Forever indebted: Graduates struggle with loans
Aug 01, 2005
When coupled with potential personal debt, those numbers surge even higher. And those towering debts may prevent some associates from purchasing a car or home—much less a practice.
Seventy-five percent of people still chipping away at their student loans say the payments are large enough to keep them from making large investments, according to the Cambridge Consumer Credit Index's 2004 national poll. That's up from the 68 percent of respondents who said student loans limited their spending in 2003.
Only 14 percent owed more than $100,000 in student loans in 2002—a far cry from the 46 percent of veterinary students who say they anticipate owing this much today.
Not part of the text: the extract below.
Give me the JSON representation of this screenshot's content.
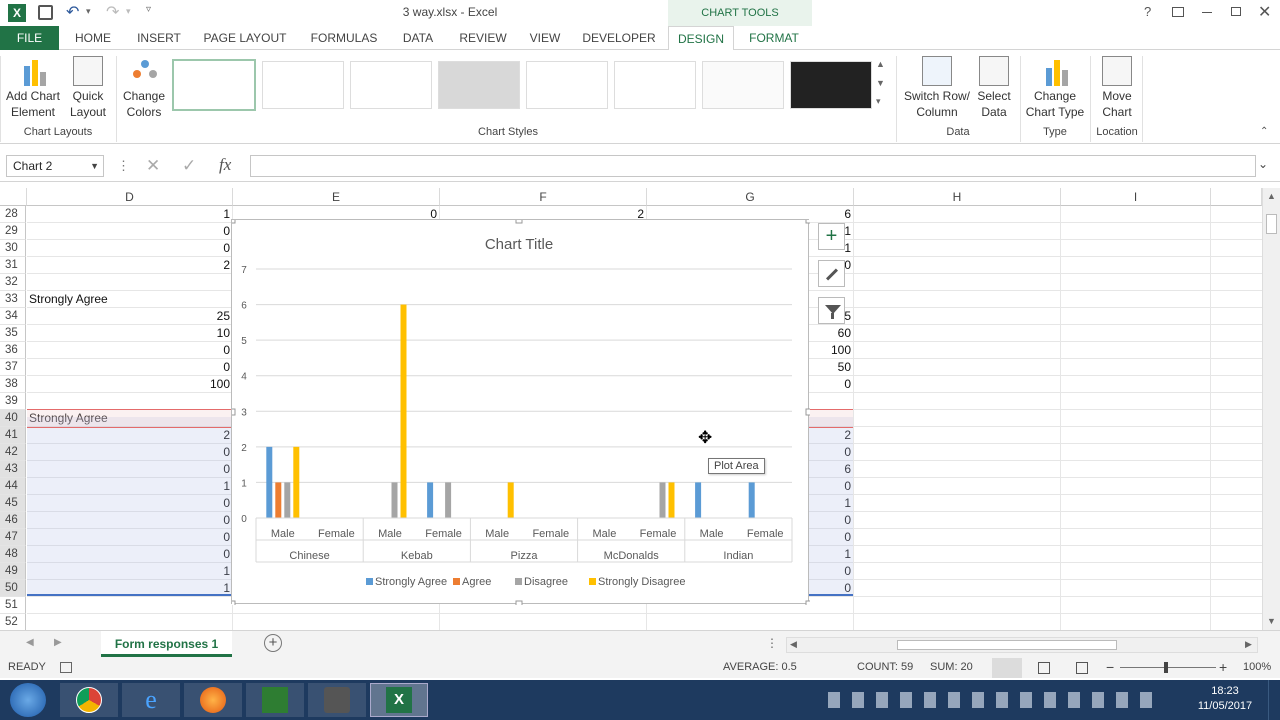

The bottom line: The associates responding in 2002 were in better financial situations than the next generation of veterinarians will be.
Despite these intimidating numbers, respondents to the 2005 Veterinary Economics Student Study remain upbeat about their financial status. Forty-six percent plan to pay off their student loans early, and 72 percent feel confident that they'll make enough money after graduating to live comfortably and pay off their debt.